• _DESCRIPTION OF THE TASK_: For each record below, output its text exactly and skip any picture.

=== GIVEN INFORMATION ===

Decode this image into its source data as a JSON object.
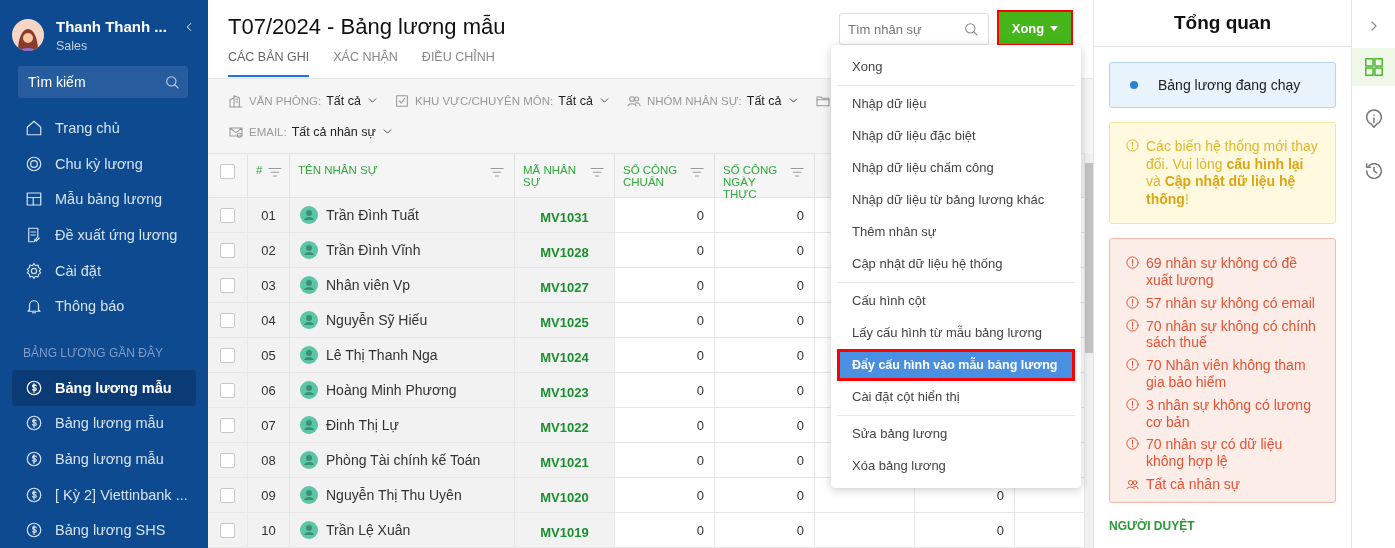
{
  "sidebar": {
    "user": {
      "name": "Thanh Thanh ...",
      "role": "Sales"
    },
    "search": {
      "placeholder": "Tìm kiếm"
    },
    "nav": [
      {
        "label": "Trang chủ"
      },
      {
        "label": "Chu kỳ lương"
      },
      {
        "label": "Mẫu bảng lương"
      },
      {
        "label": "Đề xuất ứng lương"
      },
      {
        "label": "Cài đặt"
      },
      {
        "label": "Thông báo"
      }
    ],
    "recent_title": "BẢNG LƯƠNG GẦN ĐÂY",
    "recent": [
      {
        "label": "Bảng lương mẫu",
        "selected": true
      },
      {
        "label": "Bảng lương mẫu",
        "selected": false
      },
      {
        "label": "Bảng lương mẫu",
        "selected": false
      },
      {
        "label": "[ Kỳ 2] Viettinbank ...",
        "selected": false
      },
      {
        "label": "Bảng lương SHS",
        "selected": false
      }
    ]
  },
  "header": {
    "title": "T07/2024 - Bảng lương mẫu",
    "tabs": [
      {
        "label": "CÁC BẢN GHI",
        "selected": true
      },
      {
        "label": "XÁC NHẬN",
        "selected": false
      },
      {
        "label": "ĐIỀU CHỈNH",
        "selected": false
      }
    ],
    "search": {
      "placeholder": "Tìm nhân sự"
    },
    "done_button": "Xong"
  },
  "filters": [
    {
      "label": "VĂN PHÒNG:",
      "value": "Tất cả"
    },
    {
      "label": "KHU VỰC/CHUYÊN MÔN:",
      "value": "Tất cả"
    },
    {
      "label": "NHÓM NHÂN SỰ:",
      "value": "Tất cả"
    },
    {
      "label": "EMAIL:",
      "value": "Tất cả nhân sự"
    }
  ],
  "table": {
    "select_all_checked": false,
    "columns": [
      "#",
      "TÊN NHÂN SỰ",
      "MÃ NHÂN SỰ",
      "SỐ CÔNG CHUẨN",
      "SỐ CÔNG NGÀY THỰC"
    ],
    "rows": [
      {
        "no": "01",
        "name": "Trần Đình Tuất",
        "code": "MV1031",
        "std": "0",
        "actual": "0",
        "checked": false
      },
      {
        "no": "02",
        "name": "Trần Đình Vĩnh",
        "code": "MV1028",
        "std": "0",
        "actual": "0",
        "checked": false
      },
      {
        "no": "03",
        "name": "Nhân viên Vp",
        "code": "MV1027",
        "std": "0",
        "actual": "0",
        "checked": false
      },
      {
        "no": "04",
        "name": "Nguyễn Sỹ Hiếu",
        "code": "MV1025",
        "std": "0",
        "actual": "0",
        "checked": false
      },
      {
        "no": "05",
        "name": "Lê Thị Thanh Nga",
        "code": "MV1024",
        "std": "0",
        "actual": "0",
        "checked": false
      },
      {
        "no": "06",
        "name": "Hoàng Minh Phương",
        "code": "MV1023",
        "std": "0",
        "actual": "0",
        "checked": false
      },
      {
        "no": "07",
        "name": "Đinh Thị Lự",
        "code": "MV1022",
        "std": "0",
        "actual": "0",
        "checked": false
      },
      {
        "no": "08",
        "name": "Phòng Tài chính kế Toán",
        "code": "MV1021",
        "std": "0",
        "actual": "0",
        "checked": false
      },
      {
        "no": "09",
        "name": "Nguyễn Thị Thu Uyên",
        "code": "MV1020",
        "std": "0",
        "actual": "0",
        "column_6": "0",
        "checked": false
      },
      {
        "no": "10",
        "name": "Trần Lệ Xuân",
        "code": "MV1019",
        "std": "0",
        "actual": "0",
        "column_6": "0",
        "checked": false
      }
    ]
  },
  "menu": [
    [
      {
        "label": "Xong",
        "selected": false
      }
    ],
    [
      {
        "label": "Nhập dữ liệu",
        "selected": false
      },
      {
        "label": "Nhập dữ liệu đặc biệt",
        "selected": false
      },
      {
        "label": "Nhập dữ liệu chấm công",
        "selected": false
      },
      {
        "label": "Nhập dữ liệu từ bảng lương khác",
        "selected": false
      },
      {
        "label": "Thêm nhân sự",
        "selected": false
      },
      {
        "label": "Cập nhật dữ liệu hệ thống",
        "selected": false
      }
    ],
    [
      {
        "label": "Cấu hình cột",
        "selected": false
      },
      {
        "label": "Lấy cấu hình từ mẫu bảng lương",
        "selected": false
      },
      {
        "label": "Đẩy cấu hình vào mẫu bảng lương",
        "selected": true
      },
      {
        "label": "Cài đặt cột hiển thị",
        "selected": false
      }
    ],
    [
      {
        "label": "Sửa bảng lương",
        "selected": false
      },
      {
        "label": "Xóa bảng lương",
        "selected": false
      }
    ]
  ],
  "overview": {
    "title": "Tổng quan",
    "status": "Bảng lương đang chạy",
    "warning": "Các biến hệ thống mới thay đổi. Vui lòng **cấu hình lại** và **Cập nhật dữ liệu hệ thống**!",
    "errors": [
      "69 nhân sự không có đề xuất lương",
      "57 nhân sự không có email",
      "70 nhân sự không có chính sách thuế",
      "70 Nhân viên không tham gia bảo hiểm",
      "3 nhân sự không có lương cơ bản",
      "70 nhân sự có dữ liệu không hợp lệ"
    ],
    "all_staff": "Tất cả nhân sự",
    "approver_title": "NGƯỜI DUYỆT"
  },
  "rail": [
    {
      "selected": true
    },
    {
      "selected": false
    },
    {
      "selected": false
    }
  ]
}
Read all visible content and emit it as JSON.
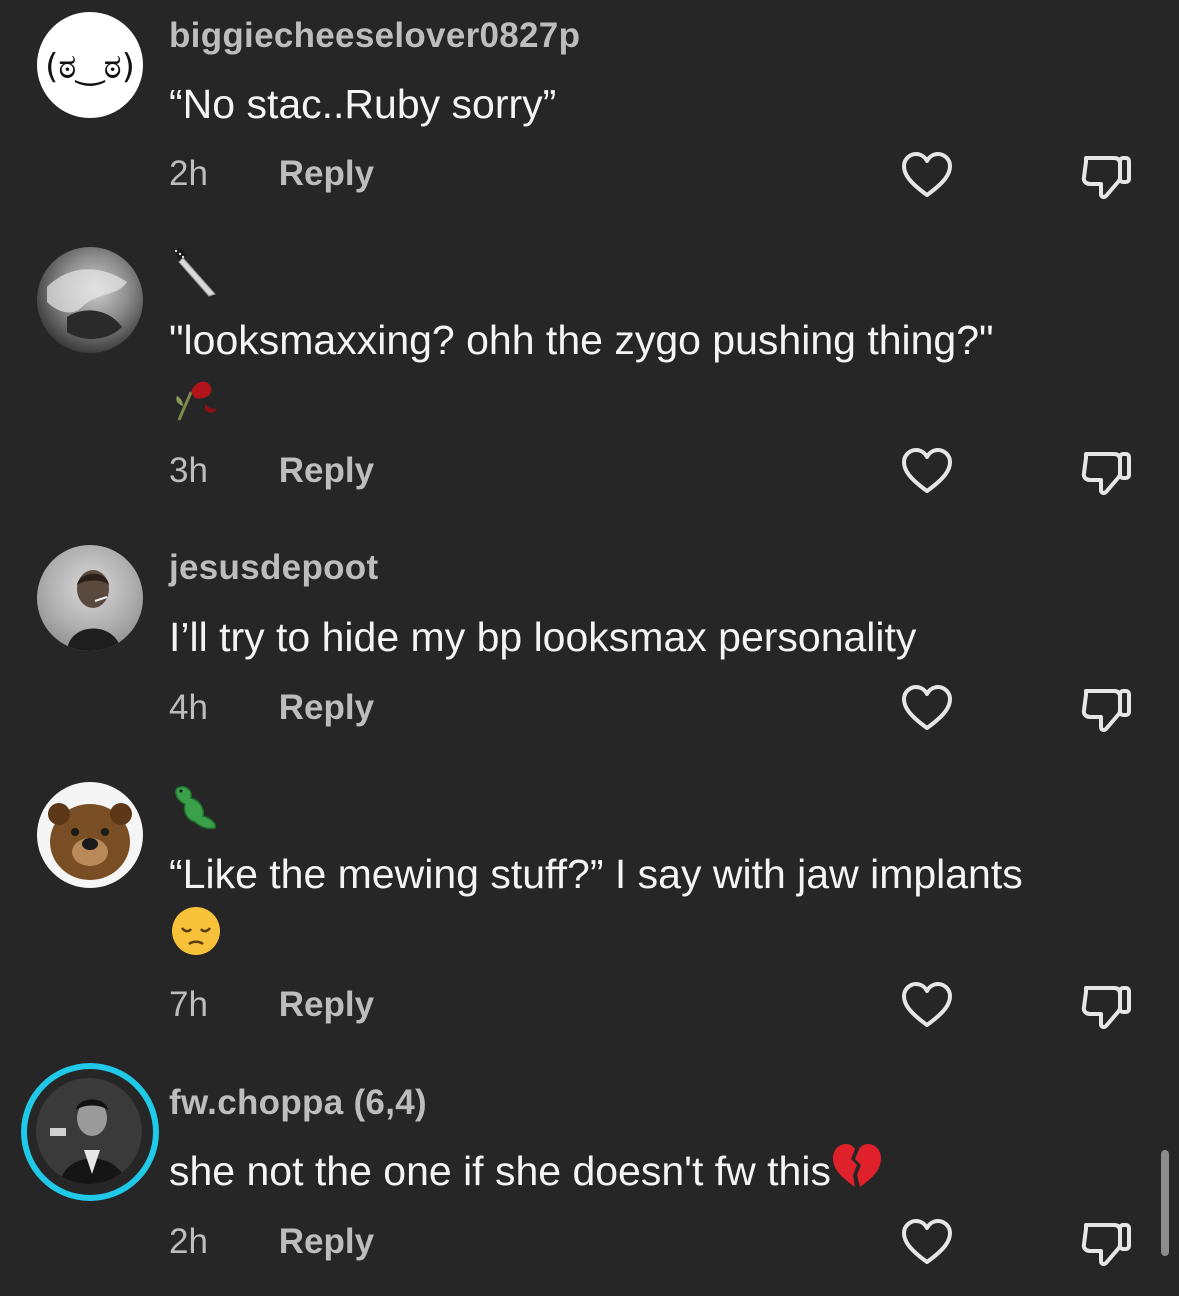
{
  "comments": [
    {
      "username": "biggiecheeselover0827p",
      "text": "“No stac..Ruby sorry”",
      "time": "2h",
      "reply": "Reply",
      "avatar": "lenny-face-avatar"
    },
    {
      "username": "",
      "username_icon": "knife-emoji",
      "text": "\"looksmaxxing? ohh the zygo pushing thing?\"",
      "text_emoji": "wilted-rose-emoji",
      "time": "3h",
      "reply": "Reply",
      "avatar": "grey-hair-person-avatar"
    },
    {
      "username": "jesusdepoot",
      "text": "I’ll try to hide my bp looksmax personality",
      "time": "4h",
      "reply": "Reply",
      "avatar": "smoking-man-avatar"
    },
    {
      "username": "",
      "username_icon": "crocodile-emoji",
      "text": "“Like the mewing stuff?” I say with jaw implants",
      "text_emoji": "pensive-face-emoji",
      "time": "7h",
      "reply": "Reply",
      "avatar": "bear-avatar"
    },
    {
      "username": "fw.choppa (6,4)",
      "text": "she not the one if she doesn't fw this",
      "text_emoji": "broken-heart-emoji",
      "time": "2h",
      "reply": "Reply",
      "avatar": "scarface-avatar-story-ring"
    }
  ],
  "icons": {
    "like": "heart-outline-icon",
    "dislike": "thumbs-down-outline-icon"
  },
  "colors": {
    "background": "#262626",
    "text": "#f4f4f4",
    "secondary": "#bdbdbd",
    "story_ring": "#20c9e8"
  }
}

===

• _YOUR RESPONSE_:
Decode this image into its source data as a JSON object.
{
  "sidebar": {
    "user": {
      "name": "Thanh Thanh ...",
      "role": "Sales"
    },
    "search": {
      "placeholder": "Tìm kiếm"
    },
    "nav": [
      {
        "label": "Trang chủ"
      },
      {
        "label": "Chu kỳ lương"
      },
      {
        "label": "Mẫu bảng lương"
      },
      {
        "label": "Đề xuất ứng lương"
      },
      {
        "label": "Cài đặt"
      },
      {
        "label": "Thông báo"
      }
    ],
    "recent_title": "BẢNG LƯƠNG GẦN ĐÂY",
    "recent": [
      {
        "label": "Bảng lương mẫu",
        "selected": true
      },
      {
        "label": "Bảng lương mẫu",
        "selected": false
      },
      {
        "label": "Bảng lương mẫu",
        "selected": false
      },
      {
        "label": "[ Kỳ 2] Viettinbank ...",
        "selected": false
      },
      {
        "label": "Bảng lương SHS",
        "selected": false
      }
    ]
  },
  "header": {
    "title": "T07/2024 - Bảng lương mẫu",
    "tabs": [
      {
        "label": "CÁC BẢN GHI",
        "selected": true
      },
      {
        "label": "XÁC NHẬN",
        "selected": false
      },
      {
        "label": "ĐIỀU CHỈNH",
        "selected": false
      }
    ],
    "search": {
      "placeholder": "Tìm nhân sự"
    },
    "done_button": "Xong"
  },
  "filters": [
    {
      "label": "VĂN PHÒNG:",
      "value": "Tất cả"
    },
    {
      "label": "KHU VỰC/CHUYÊN MÔN:",
      "value": "Tất cả"
    },
    {
      "label": "NHÓM NHÂN SỰ:",
      "value": "Tất cả"
    },
    {
      "label": "EMAIL:",
      "value": "Tất cả nhân sự"
    }
  ],
  "table": {
    "select_all_checked": false,
    "columns": [
      "#",
      "TÊN NHÂN SỰ",
      "MÃ NHÂN SỰ",
      "SỐ CÔNG CHUẨN",
      "SỐ CÔNG NGÀY THỰC"
    ],
    "rows": [
      {
        "no": "01",
        "name": "Trần Đình Tuất",
        "code": "MV1031",
        "std": "0",
        "actual": "0",
        "checked": false
      },
      {
        "no": "02",
        "name": "Trần Đình Vĩnh",
        "code": "MV1028",
        "std": "0",
        "actual": "0",
        "checked": false
      },
      {
        "no": "03",
        "name": "Nhân viên Vp",
        "code": "MV1027",
        "std": "0",
        "actual": "0",
        "checked": false
      },
      {
        "no": "04",
        "name": "Nguyễn Sỹ Hiếu",
        "code": "MV1025",
        "std": "0",
        "actual": "0",
        "checked": false
      },
      {
        "no": "05",
        "name": "Lê Thị Thanh Nga",
        "code": "MV1024",
        "std": "0",
        "actual": "0",
        "checked": false
      },
      {
        "no": "06",
        "name": "Hoàng Minh Phương",
        "code": "MV1023",
        "std": "0",
        "actual": "0",
        "checked": false
      },
      {
        "no": "07",
        "name": "Đinh Thị Lự",
        "code": "MV1022",
        "std": "0",
        "actual": "0",
        "checked": false
      },
      {
        "no": "08",
        "name": "Phòng Tài chính kế Toán",
        "code": "MV1021",
        "std": "0",
        "actual": "0",
        "checked": false
      },
      {
        "no": "09",
        "name": "Nguyễn Thị Thu Uyên",
        "code": "MV1020",
        "std": "0",
        "actual": "0",
        "column_6": "0",
        "checked": false
      },
      {
        "no": "10",
        "name": "Trần Lệ Xuân",
        "code": "MV1019",
        "std": "0",
        "actual": "0",
        "column_6": "0",
        "checked": false
      }
    ]
  },
  "menu": [
    [
      {
        "label": "Xong",
        "selected": false
      }
    ],
    [
      {
        "label": "Nhập dữ liệu",
        "selected": false
      },
      {
        "label": "Nhập dữ liệu đặc biệt",
        "selected": false
      },
      {
        "label": "Nhập dữ liệu chấm công",
        "selected": false
      },
      {
        "label": "Nhập dữ liệu từ bảng lương khác",
        "selected": false
      },
      {
        "label": "Thêm nhân sự",
        "selected": false
      },
      {
        "label": "Cập nhật dữ liệu hệ thống",
        "selected": false
      }
    ],
    [
      {
        "label": "Cấu hình cột",
        "selected": false
      },
      {
        "label": "Lấy cấu hình từ mẫu bảng lương",
        "selected": false
      },
      {
        "label": "Đẩy cấu hình vào mẫu bảng lương",
        "selected": true
      },
      {
        "label": "Cài đặt cột hiển thị",
        "selected": false
      }
    ],
    [
      {
        "label": "Sửa bảng lương",
        "selected": false
      },
      {
        "label": "Xóa bảng lương",
        "selected": false
      }
    ]
  ],
  "overview": {
    "title": "Tổng quan",
    "status": "Bảng lương đang chạy",
    "warning": "Các biến hệ thống mới thay đổi. Vui lòng **cấu hình lại** và **Cập nhật dữ liệu hệ thống**!",
    "errors": [
      "69 nhân sự không có đề xuất lương",
      "57 nhân sự không có email",
      "70 nhân sự không có chính sách thuế",
      "70 Nhân viên không tham gia bảo hiểm",
      "3 nhân sự không có lương cơ bản",
      "70 nhân sự có dữ liệu không hợp lệ"
    ],
    "all_staff": "Tất cả nhân sự",
    "approver_title": "NGƯỜI DUYỆT"
  },
  "rail": [
    {
      "selected": true
    },
    {
      "selected": false
    },
    {
      "selected": false
    }
  ]
}
Read all visible content and emit it as JSON.
{
  "comments": [
    {
      "username": "biggiecheeselover0827p",
      "text": "“No stac..Ruby sorry”",
      "time": "2h",
      "reply": "Reply",
      "avatar": "lenny-face-avatar"
    },
    {
      "username": "",
      "username_icon": "knife-emoji",
      "text": "\"looksmaxxing? ohh the zygo pushing thing?\"",
      "text_emoji": "wilted-rose-emoji",
      "time": "3h",
      "reply": "Reply",
      "avatar": "grey-hair-person-avatar"
    },
    {
      "username": "jesusdepoot",
      "text": "I’ll try to hide my bp looksmax personality",
      "time": "4h",
      "reply": "Reply",
      "avatar": "smoking-man-avatar"
    },
    {
      "username": "",
      "username_icon": "crocodile-emoji",
      "text": "“Like the mewing stuff?” I say with jaw implants",
      "text_emoji": "pensive-face-emoji",
      "time": "7h",
      "reply": "Reply",
      "avatar": "bear-avatar"
    },
    {
      "username": "fw.choppa (6,4)",
      "text": "she not the one if she doesn't fw this",
      "text_emoji": "broken-heart-emoji",
      "time": "2h",
      "reply": "Reply",
      "avatar": "scarface-avatar-story-ring"
    }
  ],
  "icons": {
    "like": "heart-outline-icon",
    "dislike": "thumbs-down-outline-icon"
  },
  "colors": {
    "background": "#262626",
    "text": "#f4f4f4",
    "secondary": "#bdbdbd",
    "story_ring": "#20c9e8"
  }
}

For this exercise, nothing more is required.